▶

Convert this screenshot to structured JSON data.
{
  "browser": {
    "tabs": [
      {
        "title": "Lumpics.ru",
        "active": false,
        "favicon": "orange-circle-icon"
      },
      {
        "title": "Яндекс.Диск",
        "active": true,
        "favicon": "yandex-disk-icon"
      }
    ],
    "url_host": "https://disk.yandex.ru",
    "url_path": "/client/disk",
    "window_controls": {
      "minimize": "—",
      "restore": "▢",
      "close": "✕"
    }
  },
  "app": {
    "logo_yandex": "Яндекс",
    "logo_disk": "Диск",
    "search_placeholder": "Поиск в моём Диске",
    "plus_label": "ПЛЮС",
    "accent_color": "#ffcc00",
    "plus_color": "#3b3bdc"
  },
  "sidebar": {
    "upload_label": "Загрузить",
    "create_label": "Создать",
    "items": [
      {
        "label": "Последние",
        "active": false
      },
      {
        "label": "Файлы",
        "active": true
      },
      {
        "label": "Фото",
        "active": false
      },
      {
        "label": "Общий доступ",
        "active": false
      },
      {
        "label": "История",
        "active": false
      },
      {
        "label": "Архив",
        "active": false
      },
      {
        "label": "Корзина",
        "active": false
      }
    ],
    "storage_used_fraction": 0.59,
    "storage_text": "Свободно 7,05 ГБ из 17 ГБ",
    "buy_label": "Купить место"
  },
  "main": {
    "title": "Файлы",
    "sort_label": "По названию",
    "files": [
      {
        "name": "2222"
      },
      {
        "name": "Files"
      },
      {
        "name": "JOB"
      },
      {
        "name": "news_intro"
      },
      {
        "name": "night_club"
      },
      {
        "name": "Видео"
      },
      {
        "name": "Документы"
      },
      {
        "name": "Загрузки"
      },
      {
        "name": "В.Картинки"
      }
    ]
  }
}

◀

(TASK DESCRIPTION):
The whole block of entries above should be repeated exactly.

(EXERCISE SOLUTION):
Convert this screenshot to structured JSON data.
{
  "browser": {
    "tabs": [
      {
        "title": "Lumpics.ru",
        "active": false,
        "favicon": "orange-circle-icon"
      },
      {
        "title": "Яндекс.Диск",
        "active": true,
        "favicon": "yandex-disk-icon"
      }
    ],
    "url_host": "https://disk.yandex.ru",
    "url_path": "/client/disk",
    "window_controls": {
      "minimize": "—",
      "restore": "▢",
      "close": "✕"
    }
  },
  "app": {
    "logo_yandex": "Яндекс",
    "logo_disk": "Диск",
    "search_placeholder": "Поиск в моём Диске",
    "plus_label": "ПЛЮС",
    "accent_color": "#ffcc00",
    "plus_color": "#3b3bdc"
  },
  "sidebar": {
    "upload_label": "Загрузить",
    "create_label": "Создать",
    "items": [
      {
        "label": "Последние",
        "active": false
      },
      {
        "label": "Файлы",
        "active": true
      },
      {
        "label": "Фото",
        "active": false
      },
      {
        "label": "Общий доступ",
        "active": false
      },
      {
        "label": "История",
        "active": false
      },
      {
        "label": "Архив",
        "active": false
      },
      {
        "label": "Корзина",
        "active": false
      }
    ],
    "storage_used_fraction": 0.59,
    "storage_text": "Свободно 7,05 ГБ из 17 ГБ",
    "buy_label": "Купить место"
  },
  "main": {
    "title": "Файлы",
    "sort_label": "По названию",
    "files": [
      {
        "name": "2222"
      },
      {
        "name": "Files"
      },
      {
        "name": "JOB"
      },
      {
        "name": "news_intro"
      },
      {
        "name": "night_club"
      },
      {
        "name": "Видео"
      },
      {
        "name": "Документы"
      },
      {
        "name": "Загрузки"
      },
      {
        "name": "В.Картинки"
      }
    ]
  }
}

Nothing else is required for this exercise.